Want a bike made out of steel? Seems to us like there's more and more choice every time we look. Whereas a few years ago you were lucky to get a single steel frame out of a manufacturer - and that was a singlespeed bike more often than not - nowadays you can find a full range of steeds from any number of sources. Jamis is one; the American outfit have at least twelve models and six different steel frames covering road, touring and singlespeed. We've just taken delivery of the Quest, second bike down in the range from the Reynolds-853-tubed Eclipse.
The Quest is an Audax bike. Okay it doesn't say 'Audax' on it and there's not a huge Audax scene over in the US of A, but it ticks all the boxes. More upright geometry? Tick. 25mm tyres and room for mudguards? Tick. Bosses to fit those mudguards, and a rack too? Tick. Emphasis on comfort rather than all-out performance? Tick. You could call it a 'lightweight performance tourer' if that makes you happier. Or a 'super commuter'. You could quite happily knock out a sportive on it too, I shouldn't wonder. Or get some winter training miles in. It's a versatile kind of a bike.

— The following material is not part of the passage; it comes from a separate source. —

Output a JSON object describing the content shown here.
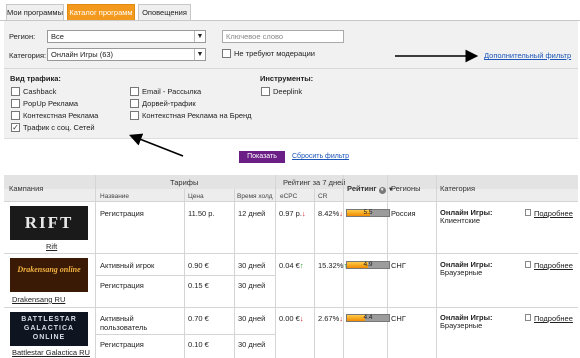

Heart of the Jamis is a Reynolds steel frame. This bike is made from air-hardened 631 tubes, the same tubeset as the excellent Aurora Elite we tested last year, but it's a very different machine from the gate-framed, disc-equipped tourer. You get a sloping top tube and a high front end; really high in the case of our 61cm test bike which sports a 22cm head tube to go with its 58.5cm effective top tube. The tube sizes are specific to each individual frame across the size range, to ensure that the ride and handling characteristics are the same whether you're on a 47cm bike or a 61cm one. Interestingly enough, although the bike feels just about right for me (1.90m) the generous slope in the top tube means the not-so-generous 350mm seatpost isn't quite long enough to get the saddle up to where I need it. Admittedly that's an unusually high 83.5cm from the centre of the BB - I'm all legs, dontcha know - but worth noting. I'll just swap it out for a longer one.
The fork is very different from the Aurora too; whereas on the tourer you get a cromoly unit, here you're treated to a full carbon fork with forged alloy dropouts. There's a mudguard eyelet and the fork is finished in the same midnight blue as the frame.
Back to the front and the Quest uses an NVO components adjustable threadless stem. This consists of a sleeve and topcap to tighten the headset, with the stem free to move up and down the sleeve. This means you can adjust the position of the bars without taking everything to bits, so if you're on a long ride and your back's starting to feel it you can hoik up the bars to give yourself a bit of respite. It looks a bit odd, but no more so than a big spacer stack. Attached to that stem is a Ritchey Biomax shallow drop ergonomic bar for an easily reachable drop position. They're finished off with suede-effect tape.
Running gear on the Quest is Shimano's excellent 105 groupset, with a non-series compact chainset to save a bit of money. The brakes have been swapped out too, for long-reach dual pivots to make sure there's enough room for mudguards should you choose to fit them. With a 50/34 up front and an 11-28 cassette on the rear you shouldn't be wanting for gears.
Wheels are Ritchey Zeta Comps with 20 spokes in a single cross patter at the front, and 24 crossing twice at the back. you wouldn't want to fit a rack and carry the kitchen sink around with you on 24 spokes, but they're dependable wheels and you should be fine with smaller loads. They're shod with Vittoria's dependable Zaffiro Pro tyres in a 25mm width, a good all-rounder. All-in the bike weighs 9.7kg (21.3lb) and if you want one it'll set you back £1,249 through Evans Cycles
It looks like it should be a dependable and comfy mount for getting the miles in, and the fact that you can add 'guards and a rack means it's a pretty versatile bike too. I'll be getting the miles in over the the next couple of months on the Quest, so stay tuned for a full review soon.
Dave is a founding father of road.cc, having previously worked on Cycling Plus and What Mountain Bike magazines back in the day. He also writes about e-bikes for our sister publication ebiketips. He's won three mountain bike bog snorkelling World Championships, and races at the back of the third cats.